Learn more about Hidden Insights® through one of our events, which we usually run in partnership with other organisations. These are publicised here and through our newsletter, so sign up to our “news in your in-box”.
Our workshops are interactive and engaging, with “real world” examples and plenty of takeaways in the form of examples, good questions to ask and practical facilitation tips. Scroll down for examples of recent workshops.
We have run workshops for the Department of Health board, the Home Office, the National College of School Leadership/Virtual Staff College, Saïd Business School, University of Oxford, Oxford Brookes University, Cambridgeshire County Council, NHS Institute and the European Organisational Design Forum among others.
We consistently get a positive reaction.
We have a number of events in the planning stage which will appear here when they are more developed.
Save the Date
Tuesday 1st and Wednesday 2nd November 2016, Copenhagen – Global PD Conference. More details to come later.
Bookmark this page to keep an eye on what’s happening in the future.
See below for some examples of past events, and supporting resources.
— hidden insights event —
Arvind Singhal Positive Deviance workshop and unconference, Saïd Business School, University of Oxford, April 23rd and 24th 2015
Hosted by Hidden Insights at Saïd Business School, University of Oxford, this workshop was led by Professor Arvind Singhal, Director of the Social Justice Initiative at the University of Texas at El Paso, and Fellow of the Clinton School of Public Administration. Over 60 participants from around the world enjoyed a highly entertaining and interactive walk through the positive deviance approach, with new case studies and complementary research.
These were presented by:
- Professor Andrej Findor, Comenius University, Bratislava – positive examples of helping the Roma community in Slovakia
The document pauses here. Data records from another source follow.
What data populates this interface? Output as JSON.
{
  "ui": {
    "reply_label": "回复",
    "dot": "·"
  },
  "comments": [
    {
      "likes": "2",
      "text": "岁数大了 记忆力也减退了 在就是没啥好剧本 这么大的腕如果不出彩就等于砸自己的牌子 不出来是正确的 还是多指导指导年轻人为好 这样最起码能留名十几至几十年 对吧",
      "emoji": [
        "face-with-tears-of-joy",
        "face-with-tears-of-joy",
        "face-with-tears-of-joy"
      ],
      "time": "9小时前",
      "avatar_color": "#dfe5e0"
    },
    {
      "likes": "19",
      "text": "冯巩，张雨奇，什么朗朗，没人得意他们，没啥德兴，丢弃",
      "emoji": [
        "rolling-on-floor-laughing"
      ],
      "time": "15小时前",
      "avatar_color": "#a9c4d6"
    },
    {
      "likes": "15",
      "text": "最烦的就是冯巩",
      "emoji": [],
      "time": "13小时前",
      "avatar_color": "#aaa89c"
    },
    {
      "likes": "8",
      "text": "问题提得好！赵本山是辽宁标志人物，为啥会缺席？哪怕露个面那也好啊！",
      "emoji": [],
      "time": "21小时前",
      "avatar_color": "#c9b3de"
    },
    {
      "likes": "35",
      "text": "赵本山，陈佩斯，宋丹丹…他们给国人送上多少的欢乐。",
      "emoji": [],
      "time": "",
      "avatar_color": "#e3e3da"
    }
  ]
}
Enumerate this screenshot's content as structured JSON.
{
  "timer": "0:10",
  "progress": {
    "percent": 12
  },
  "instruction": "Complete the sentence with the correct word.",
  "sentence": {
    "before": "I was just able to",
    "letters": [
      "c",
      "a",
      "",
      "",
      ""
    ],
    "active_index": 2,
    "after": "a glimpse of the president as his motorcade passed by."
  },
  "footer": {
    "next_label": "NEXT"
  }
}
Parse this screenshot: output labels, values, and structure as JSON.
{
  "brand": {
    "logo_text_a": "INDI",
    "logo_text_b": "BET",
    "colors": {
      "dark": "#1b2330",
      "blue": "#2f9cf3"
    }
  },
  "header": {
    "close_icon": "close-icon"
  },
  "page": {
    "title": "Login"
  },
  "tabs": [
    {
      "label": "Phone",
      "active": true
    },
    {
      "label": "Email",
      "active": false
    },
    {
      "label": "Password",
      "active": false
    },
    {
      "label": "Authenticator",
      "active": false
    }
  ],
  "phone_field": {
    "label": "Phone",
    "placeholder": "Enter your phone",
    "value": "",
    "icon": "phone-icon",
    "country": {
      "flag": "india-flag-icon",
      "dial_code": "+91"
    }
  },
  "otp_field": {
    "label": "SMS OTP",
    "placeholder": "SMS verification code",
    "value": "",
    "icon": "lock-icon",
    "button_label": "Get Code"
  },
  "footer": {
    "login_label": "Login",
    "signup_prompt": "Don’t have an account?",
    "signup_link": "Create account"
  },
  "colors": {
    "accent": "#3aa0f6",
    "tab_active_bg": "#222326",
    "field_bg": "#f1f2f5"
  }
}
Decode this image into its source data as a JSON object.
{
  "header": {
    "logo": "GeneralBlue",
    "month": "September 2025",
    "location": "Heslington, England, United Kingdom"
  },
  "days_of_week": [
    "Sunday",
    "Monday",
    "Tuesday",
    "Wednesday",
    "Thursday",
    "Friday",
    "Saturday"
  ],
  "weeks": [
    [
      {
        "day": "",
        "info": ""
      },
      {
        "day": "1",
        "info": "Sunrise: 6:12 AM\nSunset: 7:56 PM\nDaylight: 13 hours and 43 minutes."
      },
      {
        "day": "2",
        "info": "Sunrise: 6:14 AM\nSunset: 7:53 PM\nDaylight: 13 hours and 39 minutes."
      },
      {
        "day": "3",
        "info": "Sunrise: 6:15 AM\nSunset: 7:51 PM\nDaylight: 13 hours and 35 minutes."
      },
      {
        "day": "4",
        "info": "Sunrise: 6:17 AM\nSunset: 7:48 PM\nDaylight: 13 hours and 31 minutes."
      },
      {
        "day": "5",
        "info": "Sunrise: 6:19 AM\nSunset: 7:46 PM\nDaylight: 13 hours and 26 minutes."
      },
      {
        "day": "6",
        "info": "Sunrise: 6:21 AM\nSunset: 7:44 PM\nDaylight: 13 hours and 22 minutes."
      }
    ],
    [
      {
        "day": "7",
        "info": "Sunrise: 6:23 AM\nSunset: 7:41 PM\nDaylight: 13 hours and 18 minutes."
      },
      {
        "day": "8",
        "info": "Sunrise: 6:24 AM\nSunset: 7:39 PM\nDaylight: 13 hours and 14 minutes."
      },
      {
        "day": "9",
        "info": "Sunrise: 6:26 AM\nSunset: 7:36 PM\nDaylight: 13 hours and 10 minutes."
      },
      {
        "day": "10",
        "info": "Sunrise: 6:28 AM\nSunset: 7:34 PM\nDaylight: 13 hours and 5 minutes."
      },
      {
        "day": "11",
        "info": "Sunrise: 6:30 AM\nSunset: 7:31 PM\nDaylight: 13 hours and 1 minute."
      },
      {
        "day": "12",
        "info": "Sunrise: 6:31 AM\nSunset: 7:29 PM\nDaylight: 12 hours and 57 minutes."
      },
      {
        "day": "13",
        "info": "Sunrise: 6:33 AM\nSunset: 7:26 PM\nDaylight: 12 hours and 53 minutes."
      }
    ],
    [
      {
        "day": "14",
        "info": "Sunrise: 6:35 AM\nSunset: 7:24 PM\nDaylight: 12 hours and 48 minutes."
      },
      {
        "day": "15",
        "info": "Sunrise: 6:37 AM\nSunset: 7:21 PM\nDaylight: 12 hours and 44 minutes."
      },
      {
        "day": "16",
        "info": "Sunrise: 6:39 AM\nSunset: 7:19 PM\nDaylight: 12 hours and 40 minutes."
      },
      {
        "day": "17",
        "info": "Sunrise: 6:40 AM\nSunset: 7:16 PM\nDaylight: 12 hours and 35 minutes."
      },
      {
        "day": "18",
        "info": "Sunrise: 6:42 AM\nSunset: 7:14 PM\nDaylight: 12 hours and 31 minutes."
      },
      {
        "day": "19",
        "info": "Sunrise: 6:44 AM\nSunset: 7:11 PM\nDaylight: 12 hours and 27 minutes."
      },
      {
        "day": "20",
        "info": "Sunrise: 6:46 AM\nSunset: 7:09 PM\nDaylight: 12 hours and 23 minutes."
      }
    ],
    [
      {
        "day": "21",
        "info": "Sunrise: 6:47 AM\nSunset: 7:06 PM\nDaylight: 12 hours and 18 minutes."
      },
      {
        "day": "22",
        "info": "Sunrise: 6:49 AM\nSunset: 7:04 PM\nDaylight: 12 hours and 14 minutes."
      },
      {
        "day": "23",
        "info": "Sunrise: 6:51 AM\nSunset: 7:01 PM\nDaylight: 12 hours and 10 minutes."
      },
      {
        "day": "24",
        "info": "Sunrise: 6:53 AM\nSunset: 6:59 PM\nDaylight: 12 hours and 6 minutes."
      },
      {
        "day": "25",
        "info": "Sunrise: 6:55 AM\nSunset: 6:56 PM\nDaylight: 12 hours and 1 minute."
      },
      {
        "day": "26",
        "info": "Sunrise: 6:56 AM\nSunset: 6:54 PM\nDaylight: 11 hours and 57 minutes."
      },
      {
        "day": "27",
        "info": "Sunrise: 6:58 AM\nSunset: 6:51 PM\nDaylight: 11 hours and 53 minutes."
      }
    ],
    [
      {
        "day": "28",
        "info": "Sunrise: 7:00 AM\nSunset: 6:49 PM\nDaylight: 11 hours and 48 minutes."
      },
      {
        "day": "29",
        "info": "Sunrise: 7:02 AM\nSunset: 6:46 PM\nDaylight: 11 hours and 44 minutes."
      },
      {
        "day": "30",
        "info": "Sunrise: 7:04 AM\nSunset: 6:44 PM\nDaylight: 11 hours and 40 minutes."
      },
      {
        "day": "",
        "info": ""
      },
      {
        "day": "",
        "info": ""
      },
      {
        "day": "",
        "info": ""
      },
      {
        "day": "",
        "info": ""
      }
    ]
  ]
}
- Lars Thuesen and Mark Munger – who showed the impact of the positive deviance work in prisons in Denmark, which reduced violence and absenteeism significantly
- Jane Lewis – with examples of how PD has been adapted to deliver great outcomes for young and troubled parents in the UK.
- Professor Yoko Kawamura from Kumamoto University – whose research identified how positive deviance revealed better ways of treating cancer patients.
- Dr Martine Bouman and Dr Sarah Lubjuhn of the Centre for Media and Health in Gouda, who highlighted teacher/carer micro-behaviours that made a significant difference to outcomes for young immigrants with mental health problems.
- Chris Eldridge, Yunus Center, Asian Institute of Technology, Thailand – integrating people back into society
- Nobuyuki Ota, Valeocon, Japan – how PD practices improved sales of medical equipment by 80%
- Dr Graham Lister, visiting professor at South Bank University, London – measuring and valuing wellbeing as an outcome/ROI of behaviour change programmes
— hidden insights event —
NHS Elect Conference, November 2014
Jane Lewis presented the Hidden Insights approach to an audience of NHS trainers and managers. She explained how Hidden Insights can address and get ownership of public health issues and showcased the US download pdf file. She shared a platform with Neil Mullarkey, who instantly “got” the connection between Hidden Insights and his specialism of improv.
With Hidden Insights, you work with what and who you have to uncover hidden successes, in the moment, using a flexible approach to broaden and build on the feedback from your working group to help them discover what works for them. Once found, these hidden successful practices can open up confidence to tackle significant change.
Improv itself was also used in the MRSA case study – hospital staff improvised scenarios about doctor, staff and patient behaviour to mirror the problems and help people to confront them.